If, from all this, it seems right to regard the Orthoptera as the order of Insects approaching most nearly to the common primitive form, we must also expect that their mode of development will agree better with that of the primitive form, than, for example, that of the Lepidoptera, in the same way that some of the Prawns (Penéus) approaching most closely the primitive form of the Decapoda, have most truly preserved their original mode of development. Now, the majority of the Orthoptera quit the egg in a form which is distinguished from that of the adult Insect almost solely by the want of wings; these larvæ then soon acquire rudiments of wings, which appear more strongly developed after every moult. Even this perfectly gradual transition from the youngest larva to the sexually mature Insect, preserves in a far higher degree the picture of an original mode of development, than does the so-called complete metamorphosis of the Coleoptera, Lepidoptera, or Diptera, with its abruptly separated larva-, pupa- and imago-states.
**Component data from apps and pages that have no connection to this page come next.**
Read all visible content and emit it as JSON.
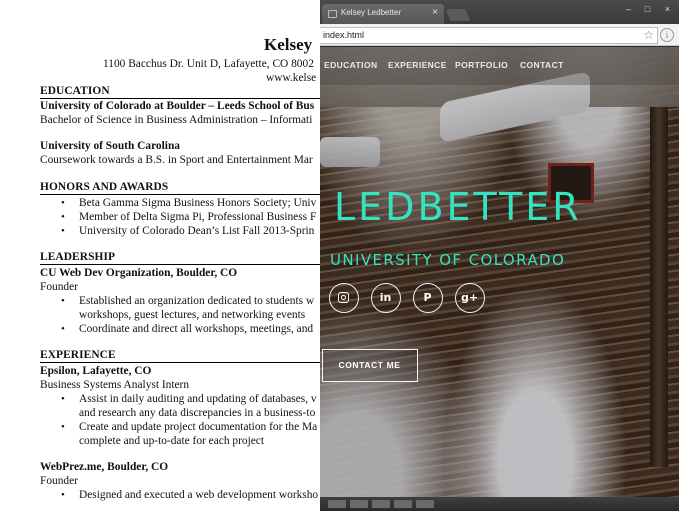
{
  "resume": {
    "name": "Kelsey",
    "address": "1100 Bacchus Dr. Unit D, Lafayette, CO 8002",
    "website": "www.kelse",
    "education": {
      "heading": "EDUCATION",
      "school1": "University of Colorado at Boulder – Leeds School of Bus",
      "degree1": "Bachelor of Science in Business Administration – Informati",
      "school2": "University of South Carolina",
      "degree2": "Coursework towards a B.S. in Sport and Entertainment Mar"
    },
    "honors": {
      "heading": "HONORS AND AWARDS",
      "items": [
        "Beta Gamma Sigma Business Honors Society; Univ",
        "Member of Delta Sigma Pi, Professional Business F",
        "University of Colorado Dean’s List Fall 2013-Sprin"
      ]
    },
    "leadership": {
      "heading": "LEADERSHIP",
      "org": "CU Web Dev Organization, Boulder, CO",
      "role": "Founder",
      "item1_line1": "Established an organization dedicated to students w",
      "item1_line2": "workshops, guest lectures, and networking events",
      "item2": "Coordinate and direct all workshops, meetings, and"
    },
    "experience": {
      "heading": "EXPERIENCE",
      "org1": "Epsilon, Lafayette, CO",
      "role1": "Business Systems Analyst Intern",
      "item1_line1": "Assist in daily auditing and updating of databases, v",
      "item1_line2": "and research any data discrepancies in a business-to",
      "item2_line1": "Create and update project documentation for the Ma",
      "item2_line2": "complete and up-to-date for each project",
      "org2": "WebPrez.me, Boulder, CO",
      "role2": "Founder",
      "item3": "Designed and executed a web development worksho"
    },
    "bullet": "•"
  },
  "browser": {
    "tab_title": "Kelsey Ledbetter",
    "tab_close": "×",
    "url": "index.html",
    "star": "☆",
    "info": "i",
    "win_min": "–",
    "win_max": "□",
    "win_close": "×"
  },
  "site": {
    "nav": [
      "EDUCATION",
      "EXPERIENCE",
      "PORTFOLIO",
      "CONTACT"
    ],
    "hero_name": "LEDBETTER",
    "hero_sub": "UNIVERSITY OF COLORADO",
    "social": {
      "linkedin": "in",
      "pinterest": "P",
      "google": "g+"
    },
    "contact_button": "CONTACT ME",
    "accent_color": "#35e3c0"
  }
}
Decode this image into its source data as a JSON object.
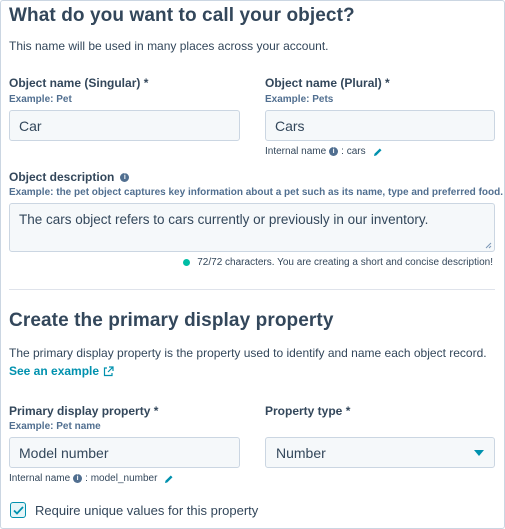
{
  "section1": {
    "title": "What do you want to call your object?",
    "description": "This name will be used in many places across your account.",
    "singular": {
      "label": "Object name (Singular) *",
      "example": "Example: Pet",
      "value": "Car"
    },
    "plural": {
      "label": "Object name (Plural) *",
      "example": "Example: Pets",
      "value": "Cars",
      "internal_name_label": "Internal name",
      "internal_name_value": ": cars"
    },
    "object_description": {
      "label": "Object description",
      "example": "Example: the pet object captures key information about a pet such as its name, type and preferred food.",
      "value": "The cars object refers to cars currently or previously in our inventory.",
      "status": "72/72 characters. You are creating a short and concise description!",
      "status_color": "#00bda5"
    }
  },
  "section2": {
    "title": "Create the primary display property",
    "description": "The primary display property is the property used to identify and name each object record.",
    "see_example_link": "See an example",
    "primary_property": {
      "label": "Primary display property *",
      "example": "Example: Pet name",
      "value": "Model number",
      "internal_name_label": "Internal name",
      "internal_name_value": ": model_number"
    },
    "property_type": {
      "label": "Property type *",
      "selected": "Number"
    },
    "unique_checkbox": {
      "label": "Require unique values for this property",
      "checked": true
    }
  },
  "icons": {
    "info": "info-icon",
    "edit": "pencil-icon",
    "external": "external-link-icon",
    "dropdown": "caret-down-icon",
    "check": "checkmark-icon"
  },
  "colors": {
    "text": "#33475b",
    "accent": "#0091ae",
    "success": "#00bda5",
    "input_bg": "#f5f8fa",
    "border": "#cbd6e2"
  }
}
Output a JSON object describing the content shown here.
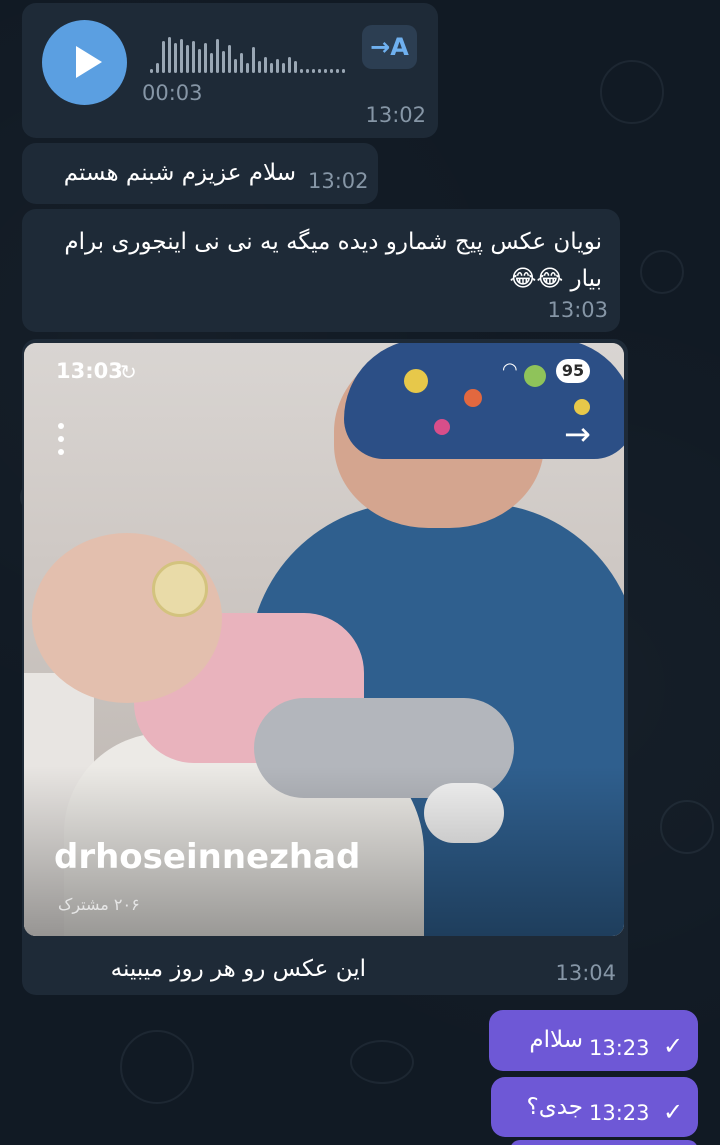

The most ancient Insects would probably have most resembled these wingless larvæ of the existing Orthoptera. The circumstance that there are still numerous wingless species among the Orthoptera, and that some of these (Blattidæ) are so like certain Crustacea (Isopods) in habit that both are indicated by the same name (“Baratta”) by the people in this country, can scarcely be regarded as of any importance.

The contrary supposition that the oldest Insects possessed a “complete metamorphosis,” and that the “incomplete metamorphosis” of the Orthoptera and Hemiptera is only of later origin, is met by serious difficulties. If all the classes of Arthropoda (Crustacea, Insecta, Myriopoda and Arachnida) are indeed all branches of a common stem (and of this there can scarcely be a doubt), it is evident that the water-inhabiting and water-breathing Crustacea must be regarded as the original stem from which the other terrestrial classes, with their tracheal respiration, have branched off. But nowhere among the Crustacea is there a mode of development comparable to the “complete metamorphosis” of the Insecta, nowhere among the young or adult Crustacea are there forms which might resemble the maggots of the Diptera or Hymenoptera, the larvæ of the Coleoptera, or the caterpillars of the Lepidoptera, still less any bearing even a distant resemblance to the quiescent pupæ of these animals. The pupæ, indeed, cannot at all be regarded as members of an original developmental series, the individual stages of which represent permanent ancestral states, for an animal like the mouthless and footless pupa of the Silkworm, enclosed by a thick cocoon, can never have formed the final, sexually mature state of an Arthropod.

In the development of the Insecta we never see new segments added to those already present in the youngest larvæ, but we do see segments which were distinct in the larva afterwards become fused together or disappear. Considering the parallelism which prevails throughout organic nature between palæontological and embryonic development, it is therefore improbable that the oldest Insects should have possessed fewer segments than some of their descendants. But the larva of the Coleoptera, Lepidoptera, etc., never have more than nine abdominal segments, it is therefore not probable that they represent the original young form of the oldest Insects, and that the Orthoptera, with an abdomen of eleven segments, should have been subsequently developed from them.

Taking into consideration on the one hand these difficulties, and on the other the arguments which indicate the Orthoptera as the order most nearly approaching the primitive form, it is my opinion that the “incomplete metamorphosis” of the Orthoptera is the primitive one, inherited from the original parents of all Insects, and the “complete metamorphosis” of the Coleoptera, Diptera, etc., a subsequently acquired one.

Chapter X
Chapter XII